(Dataset rows describing interfaces)

Content starts

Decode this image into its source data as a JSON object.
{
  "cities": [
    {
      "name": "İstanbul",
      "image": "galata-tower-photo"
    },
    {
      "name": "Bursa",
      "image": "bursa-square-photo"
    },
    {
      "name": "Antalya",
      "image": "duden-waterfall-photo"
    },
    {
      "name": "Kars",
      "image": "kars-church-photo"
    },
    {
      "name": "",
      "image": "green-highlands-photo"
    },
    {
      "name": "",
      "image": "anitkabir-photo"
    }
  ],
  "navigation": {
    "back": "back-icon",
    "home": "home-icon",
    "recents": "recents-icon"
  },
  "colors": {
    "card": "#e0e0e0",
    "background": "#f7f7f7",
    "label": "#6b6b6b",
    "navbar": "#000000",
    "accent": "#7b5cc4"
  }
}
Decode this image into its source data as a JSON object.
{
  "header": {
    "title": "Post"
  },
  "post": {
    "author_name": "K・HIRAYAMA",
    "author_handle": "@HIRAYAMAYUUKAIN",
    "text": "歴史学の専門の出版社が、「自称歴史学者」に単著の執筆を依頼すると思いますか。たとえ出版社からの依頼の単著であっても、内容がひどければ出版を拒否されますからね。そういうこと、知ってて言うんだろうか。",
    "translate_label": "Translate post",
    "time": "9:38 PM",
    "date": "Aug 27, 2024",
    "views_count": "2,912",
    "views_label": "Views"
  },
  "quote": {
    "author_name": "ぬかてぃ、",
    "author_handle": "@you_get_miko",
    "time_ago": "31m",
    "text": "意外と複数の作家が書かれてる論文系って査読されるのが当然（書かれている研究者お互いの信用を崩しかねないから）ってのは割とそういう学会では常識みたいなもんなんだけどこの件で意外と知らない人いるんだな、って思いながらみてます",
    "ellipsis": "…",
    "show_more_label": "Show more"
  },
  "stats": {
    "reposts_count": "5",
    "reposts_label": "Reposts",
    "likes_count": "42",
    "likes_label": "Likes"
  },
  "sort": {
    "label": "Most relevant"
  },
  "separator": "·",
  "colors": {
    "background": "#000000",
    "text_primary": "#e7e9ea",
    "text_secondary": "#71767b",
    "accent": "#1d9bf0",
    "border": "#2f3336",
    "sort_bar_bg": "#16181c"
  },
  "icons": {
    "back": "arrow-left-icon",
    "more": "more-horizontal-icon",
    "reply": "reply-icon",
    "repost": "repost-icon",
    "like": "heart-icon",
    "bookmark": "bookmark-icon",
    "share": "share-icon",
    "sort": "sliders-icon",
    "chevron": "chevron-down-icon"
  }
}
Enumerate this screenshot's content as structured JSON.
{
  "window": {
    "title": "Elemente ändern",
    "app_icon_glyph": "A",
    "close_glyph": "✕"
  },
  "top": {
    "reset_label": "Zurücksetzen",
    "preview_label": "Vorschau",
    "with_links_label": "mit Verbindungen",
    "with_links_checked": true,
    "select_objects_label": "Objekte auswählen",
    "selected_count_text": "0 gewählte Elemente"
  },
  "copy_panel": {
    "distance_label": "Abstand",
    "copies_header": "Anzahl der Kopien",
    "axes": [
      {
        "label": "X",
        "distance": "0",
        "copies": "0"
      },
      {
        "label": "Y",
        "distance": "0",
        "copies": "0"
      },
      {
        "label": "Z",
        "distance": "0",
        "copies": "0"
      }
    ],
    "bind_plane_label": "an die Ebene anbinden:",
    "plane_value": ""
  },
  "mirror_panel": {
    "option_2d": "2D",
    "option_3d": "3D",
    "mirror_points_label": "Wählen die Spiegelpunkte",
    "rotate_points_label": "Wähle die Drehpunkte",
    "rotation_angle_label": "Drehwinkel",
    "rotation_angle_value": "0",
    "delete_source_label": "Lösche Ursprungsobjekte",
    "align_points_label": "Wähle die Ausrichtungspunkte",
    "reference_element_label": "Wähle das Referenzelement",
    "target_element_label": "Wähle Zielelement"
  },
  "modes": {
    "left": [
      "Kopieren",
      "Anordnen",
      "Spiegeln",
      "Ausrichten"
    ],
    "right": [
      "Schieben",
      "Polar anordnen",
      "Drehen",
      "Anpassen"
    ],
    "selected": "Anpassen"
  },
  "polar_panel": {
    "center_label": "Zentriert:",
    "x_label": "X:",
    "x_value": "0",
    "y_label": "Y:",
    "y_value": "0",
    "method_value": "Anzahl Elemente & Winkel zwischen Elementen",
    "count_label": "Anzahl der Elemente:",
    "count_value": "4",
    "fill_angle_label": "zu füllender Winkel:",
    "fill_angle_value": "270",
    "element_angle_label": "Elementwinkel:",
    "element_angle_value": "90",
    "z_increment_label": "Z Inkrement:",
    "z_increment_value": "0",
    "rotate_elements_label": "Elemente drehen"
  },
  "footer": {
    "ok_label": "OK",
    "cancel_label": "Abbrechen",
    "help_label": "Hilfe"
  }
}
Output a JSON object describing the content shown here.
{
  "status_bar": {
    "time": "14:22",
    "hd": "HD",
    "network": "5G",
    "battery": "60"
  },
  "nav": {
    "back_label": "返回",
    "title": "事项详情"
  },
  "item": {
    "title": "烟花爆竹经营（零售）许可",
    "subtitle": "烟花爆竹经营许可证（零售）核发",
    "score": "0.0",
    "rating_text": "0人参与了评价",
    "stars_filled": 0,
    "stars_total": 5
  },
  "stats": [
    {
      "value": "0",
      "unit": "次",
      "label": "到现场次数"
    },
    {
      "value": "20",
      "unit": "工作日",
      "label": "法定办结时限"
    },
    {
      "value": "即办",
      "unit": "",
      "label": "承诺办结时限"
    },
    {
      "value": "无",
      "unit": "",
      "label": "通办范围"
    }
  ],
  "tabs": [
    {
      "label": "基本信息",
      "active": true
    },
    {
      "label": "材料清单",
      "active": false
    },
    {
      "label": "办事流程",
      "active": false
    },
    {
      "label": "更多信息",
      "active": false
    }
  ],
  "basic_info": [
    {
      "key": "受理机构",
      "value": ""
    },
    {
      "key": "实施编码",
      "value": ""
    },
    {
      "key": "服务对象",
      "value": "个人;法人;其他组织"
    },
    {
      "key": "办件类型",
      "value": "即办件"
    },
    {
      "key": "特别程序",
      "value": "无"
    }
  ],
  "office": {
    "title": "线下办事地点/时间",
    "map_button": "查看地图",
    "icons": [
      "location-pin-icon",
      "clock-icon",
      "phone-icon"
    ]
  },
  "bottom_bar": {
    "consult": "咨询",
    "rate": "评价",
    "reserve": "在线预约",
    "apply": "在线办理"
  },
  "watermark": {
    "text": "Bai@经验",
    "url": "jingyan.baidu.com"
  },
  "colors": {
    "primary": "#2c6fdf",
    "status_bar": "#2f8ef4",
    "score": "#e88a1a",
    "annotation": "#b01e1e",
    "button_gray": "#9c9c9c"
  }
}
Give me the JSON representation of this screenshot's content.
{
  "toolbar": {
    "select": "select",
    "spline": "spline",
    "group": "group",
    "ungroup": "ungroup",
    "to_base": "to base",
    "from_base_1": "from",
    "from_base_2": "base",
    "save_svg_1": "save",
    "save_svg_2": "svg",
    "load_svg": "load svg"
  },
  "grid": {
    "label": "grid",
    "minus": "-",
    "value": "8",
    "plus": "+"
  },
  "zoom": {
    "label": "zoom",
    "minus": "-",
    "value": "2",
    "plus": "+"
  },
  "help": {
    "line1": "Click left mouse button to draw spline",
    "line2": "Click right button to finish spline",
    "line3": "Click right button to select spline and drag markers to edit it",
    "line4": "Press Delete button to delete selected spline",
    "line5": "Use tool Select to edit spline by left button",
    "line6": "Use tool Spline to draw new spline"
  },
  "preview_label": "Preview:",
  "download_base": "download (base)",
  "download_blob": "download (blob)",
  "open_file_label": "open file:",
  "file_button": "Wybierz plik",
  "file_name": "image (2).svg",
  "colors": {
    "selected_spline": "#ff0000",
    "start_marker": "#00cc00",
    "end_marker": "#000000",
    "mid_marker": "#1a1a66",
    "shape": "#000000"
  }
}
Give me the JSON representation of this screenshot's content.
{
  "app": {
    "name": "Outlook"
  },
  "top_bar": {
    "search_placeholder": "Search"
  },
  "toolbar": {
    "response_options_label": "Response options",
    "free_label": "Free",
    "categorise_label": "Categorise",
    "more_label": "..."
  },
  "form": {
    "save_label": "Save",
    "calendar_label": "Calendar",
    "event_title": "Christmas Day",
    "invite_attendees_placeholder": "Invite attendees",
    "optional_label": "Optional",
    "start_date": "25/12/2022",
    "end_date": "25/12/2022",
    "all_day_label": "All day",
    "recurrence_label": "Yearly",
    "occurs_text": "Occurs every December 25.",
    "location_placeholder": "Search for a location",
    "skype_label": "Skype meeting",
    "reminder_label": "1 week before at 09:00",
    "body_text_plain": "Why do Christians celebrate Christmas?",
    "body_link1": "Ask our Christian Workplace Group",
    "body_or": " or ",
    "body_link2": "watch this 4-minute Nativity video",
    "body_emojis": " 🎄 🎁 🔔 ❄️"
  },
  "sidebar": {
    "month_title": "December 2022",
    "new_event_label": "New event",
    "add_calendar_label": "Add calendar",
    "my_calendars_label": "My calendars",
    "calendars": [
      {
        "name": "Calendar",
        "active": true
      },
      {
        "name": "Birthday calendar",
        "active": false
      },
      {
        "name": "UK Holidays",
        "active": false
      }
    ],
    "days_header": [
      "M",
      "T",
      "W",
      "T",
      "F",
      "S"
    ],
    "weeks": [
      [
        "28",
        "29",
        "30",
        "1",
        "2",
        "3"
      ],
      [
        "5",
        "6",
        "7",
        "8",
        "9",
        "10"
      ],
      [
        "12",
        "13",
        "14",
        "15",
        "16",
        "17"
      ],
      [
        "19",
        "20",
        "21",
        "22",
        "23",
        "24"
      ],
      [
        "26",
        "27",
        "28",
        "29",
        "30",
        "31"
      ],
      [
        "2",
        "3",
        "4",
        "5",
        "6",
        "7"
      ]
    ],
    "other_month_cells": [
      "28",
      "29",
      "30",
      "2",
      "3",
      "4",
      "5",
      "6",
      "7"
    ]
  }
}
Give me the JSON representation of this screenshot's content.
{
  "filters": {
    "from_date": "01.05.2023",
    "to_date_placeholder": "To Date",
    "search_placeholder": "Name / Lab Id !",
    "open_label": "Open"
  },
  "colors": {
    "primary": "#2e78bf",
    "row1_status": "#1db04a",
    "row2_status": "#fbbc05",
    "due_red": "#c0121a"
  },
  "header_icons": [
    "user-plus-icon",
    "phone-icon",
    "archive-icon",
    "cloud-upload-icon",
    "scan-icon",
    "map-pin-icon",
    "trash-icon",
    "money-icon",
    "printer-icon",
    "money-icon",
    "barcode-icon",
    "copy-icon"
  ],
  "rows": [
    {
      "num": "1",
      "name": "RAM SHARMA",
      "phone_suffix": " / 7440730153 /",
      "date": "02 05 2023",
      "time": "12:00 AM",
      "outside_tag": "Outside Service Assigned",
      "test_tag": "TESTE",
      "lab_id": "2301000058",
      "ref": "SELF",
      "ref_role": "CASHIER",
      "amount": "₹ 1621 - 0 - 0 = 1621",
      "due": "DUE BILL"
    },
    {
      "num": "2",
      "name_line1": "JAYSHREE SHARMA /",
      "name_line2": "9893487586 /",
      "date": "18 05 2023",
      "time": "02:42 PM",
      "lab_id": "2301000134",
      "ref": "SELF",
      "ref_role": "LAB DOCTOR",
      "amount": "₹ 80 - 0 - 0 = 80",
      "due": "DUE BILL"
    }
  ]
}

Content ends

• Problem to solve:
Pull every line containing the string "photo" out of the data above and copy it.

• Exercise solution:
      "image": "galata-tower-photo"
      "image": "bursa-square-photo"
      "image": "duden-waterfall-photo"
      "image": "kars-church-photo"
      "image": "green-highlands-photo"
      "image": "anitkabir-photo"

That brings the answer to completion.